[DATA IN THIS EXERCISE — start]

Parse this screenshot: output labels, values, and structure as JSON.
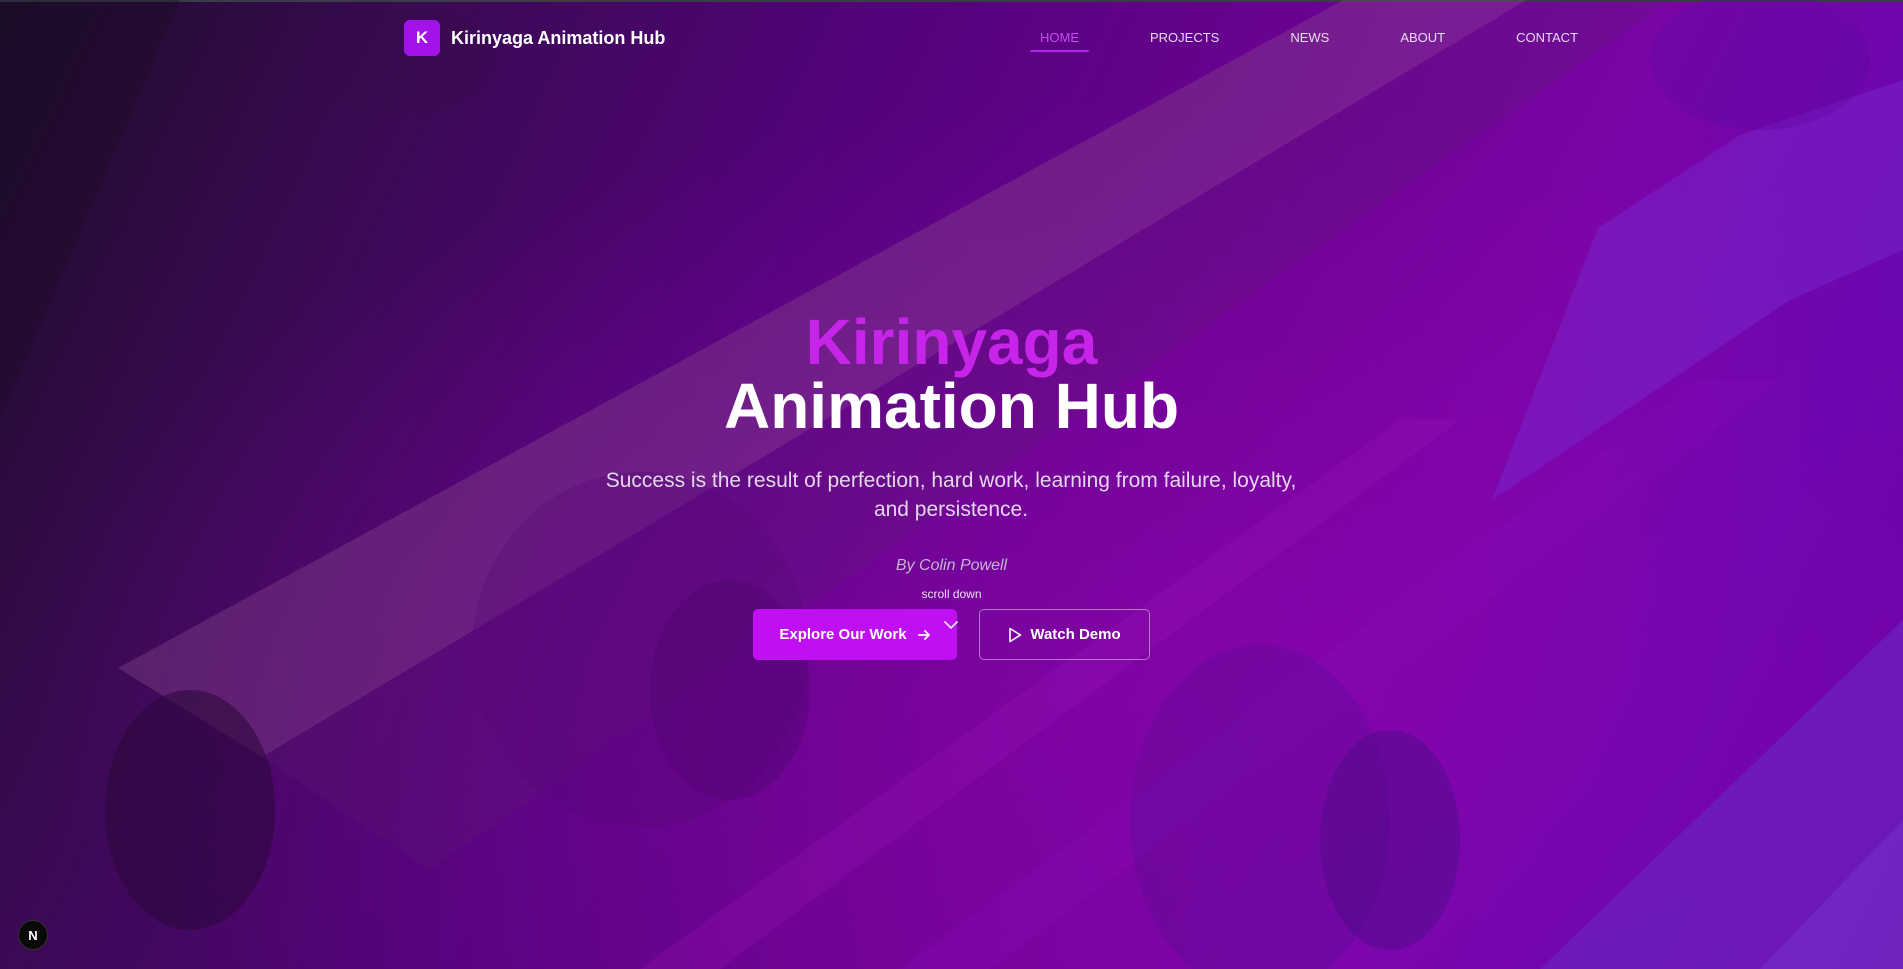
{
  "brand": {
    "logo_letter": "K",
    "name": "Kirinyaga Animation Hub"
  },
  "nav": {
    "items": [
      {
        "label": "HOME",
        "active": true
      },
      {
        "label": "PROJECTS",
        "active": false
      },
      {
        "label": "NEWS",
        "active": false
      },
      {
        "label": "ABOUT",
        "active": false
      },
      {
        "label": "CONTACT",
        "active": false
      }
    ]
  },
  "hero": {
    "title_accent": "Kirinyaga",
    "title_main": "Animation Hub",
    "quote": "Success is the result of perfection, hard work, learning from failure, loyalty, and persistence.",
    "author": "By Colin Powell",
    "scroll_hint": "scroll down",
    "primary_button": "Explore Our Work",
    "secondary_button": "Watch Demo"
  },
  "badge": {
    "letter": "N"
  },
  "colors": {
    "accent": "#c00ff0",
    "title_accent": "#c724ea",
    "logo_bg": "#a312e8"
  },
  "icons": {
    "primary_button_icon": "arrow-right-icon",
    "secondary_button_icon": "play-icon",
    "scroll_icon": "chevron-down-icon"
  }
}
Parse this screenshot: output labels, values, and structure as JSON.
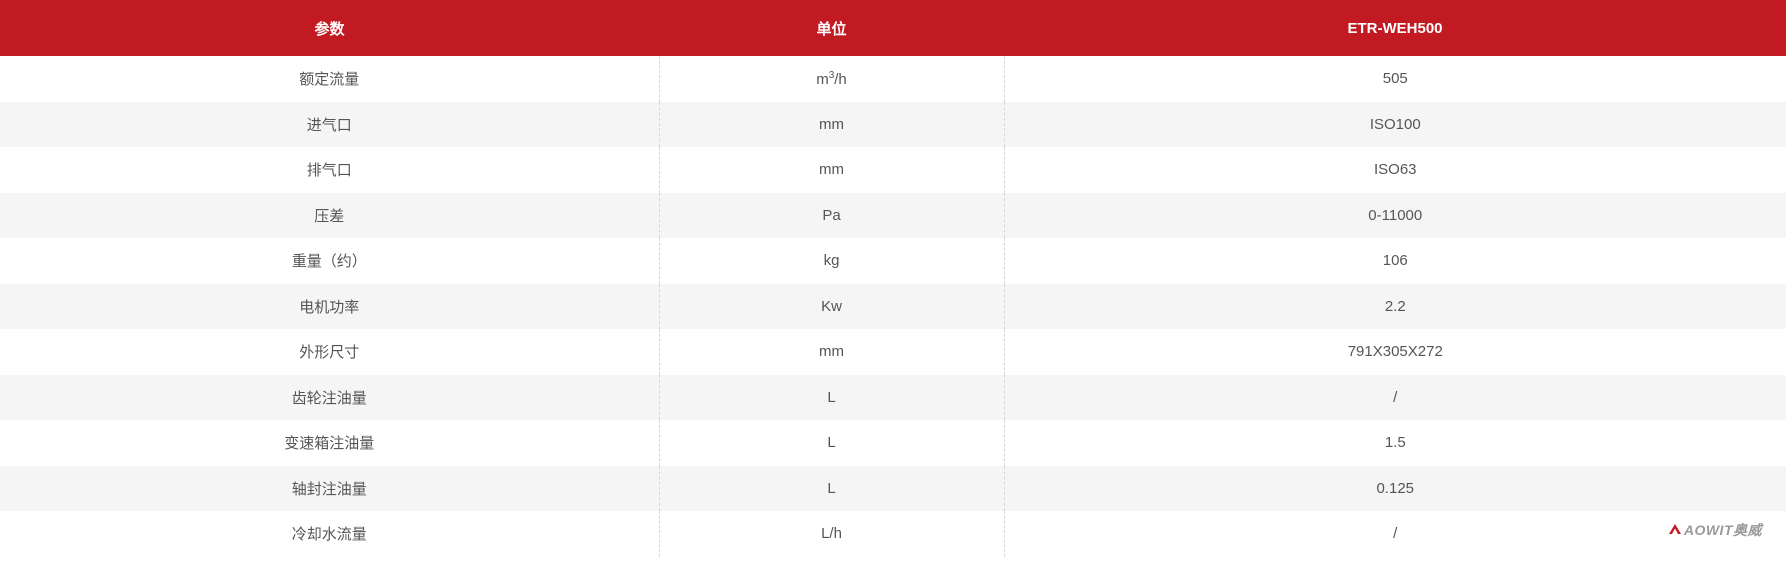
{
  "header": {
    "param": "参数",
    "unit": "单位",
    "model": "ETR-WEH500"
  },
  "rows": [
    {
      "param": "额定流量",
      "unit_base": "m",
      "unit_sup": "3",
      "unit_tail": "/h",
      "value": "505"
    },
    {
      "param": "进气口",
      "unit": "mm",
      "value": "ISO100"
    },
    {
      "param": "排气口",
      "unit": "mm",
      "value": "ISO63"
    },
    {
      "param": "压差",
      "unit": "Pa",
      "value": "0-11000"
    },
    {
      "param": "重量（约）",
      "unit": "kg",
      "value": "106"
    },
    {
      "param": "电机功率",
      "unit": "Kw",
      "value": "2.2"
    },
    {
      "param": "外形尺寸",
      "unit": "mm",
      "value": "791X305X272"
    },
    {
      "param": "齿轮注油量",
      "unit": "L",
      "value": "/"
    },
    {
      "param": "变速箱注油量",
      "unit": "L",
      "value": "1.5"
    },
    {
      "param": "轴封注油量",
      "unit": "L",
      "value": "0.125"
    },
    {
      "param": "冷却水流量",
      "unit": "L/h",
      "value": "/"
    }
  ],
  "watermark": {
    "text": "AOWIT奥威",
    "icon": "aowit-logo-icon"
  },
  "colors": {
    "header_bg": "#c21a22",
    "stripe_bg": "#f5f5f5",
    "text": "#555555"
  }
}
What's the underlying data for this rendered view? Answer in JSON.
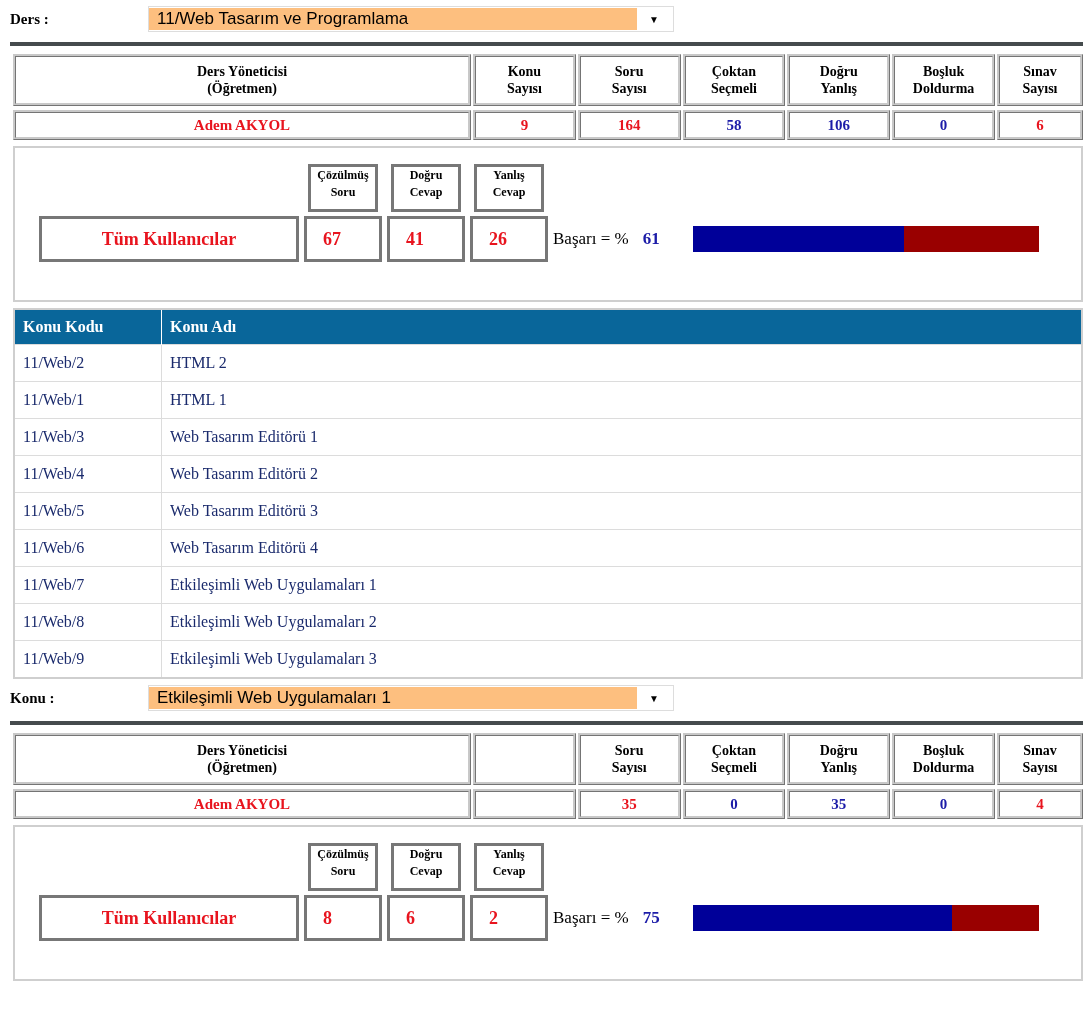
{
  "course_select": {
    "label": "Ders :",
    "value": "11/Web Tasarım ve Programlama",
    "arrow": "▼"
  },
  "course_stats": {
    "columns": [
      {
        "header": "Ders Yöneticisi\n(Öğretmen)",
        "value": "Adem AKYOL",
        "color": "#e8141e",
        "kind": "wide"
      },
      {
        "header": "Konu\nSayısı",
        "value": "9",
        "color": "#e8141e",
        "kind": "num"
      },
      {
        "header": "Soru\nSayısı",
        "value": "164",
        "color": "#e8141e",
        "kind": "num"
      },
      {
        "header": "Çoktan\nSeçmeli",
        "value": "58",
        "color": "#1c1ca8",
        "kind": "num"
      },
      {
        "header": "Doğru\nYanlış",
        "value": "106",
        "color": "#1c1ca8",
        "kind": "num"
      },
      {
        "header": "Boşluk\nDoldurma",
        "value": "0",
        "color": "#1c1ca8",
        "kind": "num"
      },
      {
        "header": "Sınav\nSayısı",
        "value": "6",
        "color": "#e8141e",
        "kind": "num"
      }
    ]
  },
  "course_results": {
    "group": "Tüm Kullanıcılar",
    "columns": [
      {
        "header": "Çözülmüş\nSoru",
        "value": "67"
      },
      {
        "header": "Doğru\nCevap",
        "value": "41"
      },
      {
        "header": "Yanlış\nCevap",
        "value": "26"
      }
    ],
    "success_label": "Başarı = %",
    "success_value": "61",
    "level": 0.61
  },
  "topics": {
    "columns": [
      "Konu Kodu",
      "Konu Adı"
    ],
    "rows": [
      {
        "code": "11/Web/2",
        "name": "HTML 2"
      },
      {
        "code": "11/Web/1",
        "name": "HTML 1"
      },
      {
        "code": "11/Web/3",
        "name": "Web Tasarım Editörü 1"
      },
      {
        "code": "11/Web/4",
        "name": "Web Tasarım Editörü 2"
      },
      {
        "code": "11/Web/5",
        "name": "Web Tasarım Editörü 3"
      },
      {
        "code": "11/Web/6",
        "name": "Web Tasarım Editörü 4"
      },
      {
        "code": "11/Web/7",
        "name": "Etkileşimli Web Uygulamaları 1"
      },
      {
        "code": "11/Web/8",
        "name": "Etkileşimli Web Uygulamaları 2"
      },
      {
        "code": "11/Web/9",
        "name": "Etkileşimli Web Uygulamaları 3"
      }
    ]
  },
  "topic_select": {
    "label": "Konu :",
    "value": "Etkileşimli Web Uygulamaları 1",
    "arrow": "▼"
  },
  "topic_stats": {
    "columns": [
      {
        "header": "Ders Yöneticisi\n(Öğretmen)",
        "value": "Adem AKYOL",
        "color": "#e8141e",
        "kind": "wide"
      },
      {
        "kind": "empty"
      },
      {
        "header": "Soru\nSayısı",
        "value": "35",
        "color": "#e8141e",
        "kind": "num"
      },
      {
        "header": "Çoktan\nSeçmeli",
        "value": "0",
        "color": "#1c1ca8",
        "kind": "num"
      },
      {
        "header": "Doğru\nYanlış",
        "value": "35",
        "color": "#1c1ca8",
        "kind": "num"
      },
      {
        "header": "Boşluk\nDoldurma",
        "value": "0",
        "color": "#1c1ca8",
        "kind": "num"
      },
      {
        "header": "Sınav\nSayısı",
        "value": "4",
        "color": "#e8141e",
        "kind": "num"
      }
    ]
  },
  "topic_results": {
    "group": "Tüm Kullanıcılar",
    "columns": [
      {
        "header": "Çözülmüş\nSoru",
        "value": "8"
      },
      {
        "header": "Doğru\nCevap",
        "value": "6"
      },
      {
        "header": "Yanlış\nCevap",
        "value": "2"
      }
    ],
    "success_label": "Başarı = %",
    "success_value": "75",
    "level": 0.75
  }
}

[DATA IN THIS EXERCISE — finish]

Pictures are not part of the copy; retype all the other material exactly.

*SOLUTION TO THIS PROBLEM*.
Parse this screenshot: output labels, values, and structure as JSON.
{
  "brand": {
    "logo_letter": "K",
    "name": "Kirinyaga Animation Hub"
  },
  "nav": {
    "items": [
      {
        "label": "HOME",
        "active": true
      },
      {
        "label": "PROJECTS",
        "active": false
      },
      {
        "label": "NEWS",
        "active": false
      },
      {
        "label": "ABOUT",
        "active": false
      },
      {
        "label": "CONTACT",
        "active": false
      }
    ]
  },
  "hero": {
    "title_accent": "Kirinyaga",
    "title_main": "Animation Hub",
    "quote": "Success is the result of perfection, hard work, learning from failure, loyalty, and persistence.",
    "author": "By Colin Powell",
    "scroll_hint": "scroll down",
    "primary_button": "Explore Our Work",
    "secondary_button": "Watch Demo"
  },
  "badge": {
    "letter": "N"
  },
  "colors": {
    "accent": "#c00ff0",
    "title_accent": "#c724ea",
    "logo_bg": "#a312e8"
  },
  "icons": {
    "primary_button_icon": "arrow-right-icon",
    "secondary_button_icon": "play-icon",
    "scroll_icon": "chevron-down-icon"
  }
}
Parse this screenshot: output labels, values, and structure as JSON.
{
  "header": {
    "param": "参数",
    "unit": "单位",
    "model": "ETR-WEH500"
  },
  "rows": [
    {
      "param": "额定流量",
      "unit_base": "m",
      "unit_sup": "3",
      "unit_tail": "/h",
      "value": "505"
    },
    {
      "param": "进气口",
      "unit": "mm",
      "value": "ISO100"
    },
    {
      "param": "排气口",
      "unit": "mm",
      "value": "ISO63"
    },
    {
      "param": "压差",
      "unit": "Pa",
      "value": "0-11000"
    },
    {
      "param": "重量（约）",
      "unit": "kg",
      "value": "106"
    },
    {
      "param": "电机功率",
      "unit": "Kw",
      "value": "2.2"
    },
    {
      "param": "外形尺寸",
      "unit": "mm",
      "value": "791X305X272"
    },
    {
      "param": "齿轮注油量",
      "unit": "L",
      "value": "/"
    },
    {
      "param": "变速箱注油量",
      "unit": "L",
      "value": "1.5"
    },
    {
      "param": "轴封注油量",
      "unit": "L",
      "value": "0.125"
    },
    {
      "param": "冷却水流量",
      "unit": "L/h",
      "value": "/"
    }
  ],
  "watermark": {
    "text": "AOWIT奥威",
    "icon": "aowit-logo-icon"
  },
  "colors": {
    "header_bg": "#c21a22",
    "stripe_bg": "#f5f5f5",
    "text": "#555555"
  }
}
What's the underlying data for this rendered view? Answer in JSON.
{
  "course_select": {
    "label": "Ders :",
    "value": "11/Web Tasarım ve Programlama",
    "arrow": "▼"
  },
  "course_stats": {
    "columns": [
      {
        "header": "Ders Yöneticisi\n(Öğretmen)",
        "value": "Adem AKYOL",
        "color": "#e8141e",
        "kind": "wide"
      },
      {
        "header": "Konu\nSayısı",
        "value": "9",
        "color": "#e8141e",
        "kind": "num"
      },
      {
        "header": "Soru\nSayısı",
        "value": "164",
        "color": "#e8141e",
        "kind": "num"
      },
      {
        "header": "Çoktan\nSeçmeli",
        "value": "58",
        "color": "#1c1ca8",
        "kind": "num"
      },
      {
        "header": "Doğru\nYanlış",
        "value": "106",
        "color": "#1c1ca8",
        "kind": "num"
      },
      {
        "header": "Boşluk\nDoldurma",
        "value": "0",
        "color": "#1c1ca8",
        "kind": "num"
      },
      {
        "header": "Sınav\nSayısı",
        "value": "6",
        "color": "#e8141e",
        "kind": "num"
      }
    ]
  },
  "course_results": {
    "group": "Tüm Kullanıcılar",
    "columns": [
      {
        "header": "Çözülmüş\nSoru",
        "value": "67"
      },
      {
        "header": "Doğru\nCevap",
        "value": "41"
      },
      {
        "header": "Yanlış\nCevap",
        "value": "26"
      }
    ],
    "success_label": "Başarı = %",
    "success_value": "61",
    "level": 0.61
  },
  "topics": {
    "columns": [
      "Konu Kodu",
      "Konu Adı"
    ],
    "rows": [
      {
        "code": "11/Web/2",
        "name": "HTML 2"
      },
      {
        "code": "11/Web/1",
        "name": "HTML 1"
      },
      {
        "code": "11/Web/3",
        "name": "Web Tasarım Editörü 1"
      },
      {
        "code": "11/Web/4",
        "name": "Web Tasarım Editörü 2"
      },
      {
        "code": "11/Web/5",
        "name": "Web Tasarım Editörü 3"
      },
      {
        "code": "11/Web/6",
        "name": "Web Tasarım Editörü 4"
      },
      {
        "code": "11/Web/7",
        "name": "Etkileşimli Web Uygulamaları 1"
      },
      {
        "code": "11/Web/8",
        "name": "Etkileşimli Web Uygulamaları 2"
      },
      {
        "code": "11/Web/9",
        "name": "Etkileşimli Web Uygulamaları 3"
      }
    ]
  },
  "topic_select": {
    "label": "Konu :",
    "value": "Etkileşimli Web Uygulamaları 1",
    "arrow": "▼"
  },
  "topic_stats": {
    "columns": [
      {
        "header": "Ders Yöneticisi\n(Öğretmen)",
        "value": "Adem AKYOL",
        "color": "#e8141e",
        "kind": "wide"
      },
      {
        "kind": "empty"
      },
      {
        "header": "Soru\nSayısı",
        "value": "35",
        "color": "#e8141e",
        "kind": "num"
      },
      {
        "header": "Çoktan\nSeçmeli",
        "value": "0",
        "color": "#1c1ca8",
        "kind": "num"
      },
      {
        "header": "Doğru\nYanlış",
        "value": "35",
        "color": "#1c1ca8",
        "kind": "num"
      },
      {
        "header": "Boşluk\nDoldurma",
        "value": "0",
        "color": "#1c1ca8",
        "kind": "num"
      },
      {
        "header": "Sınav\nSayısı",
        "value": "4",
        "color": "#e8141e",
        "kind": "num"
      }
    ]
  },
  "topic_results": {
    "group": "Tüm Kullanıcılar",
    "columns": [
      {
        "header": "Çözülmüş\nSoru",
        "value": "8"
      },
      {
        "header": "Doğru\nCevap",
        "value": "6"
      },
      {
        "header": "Yanlış\nCevap",
        "value": "2"
      }
    ],
    "success_label": "Başarı = %",
    "success_value": "75",
    "level": 0.75
  }
}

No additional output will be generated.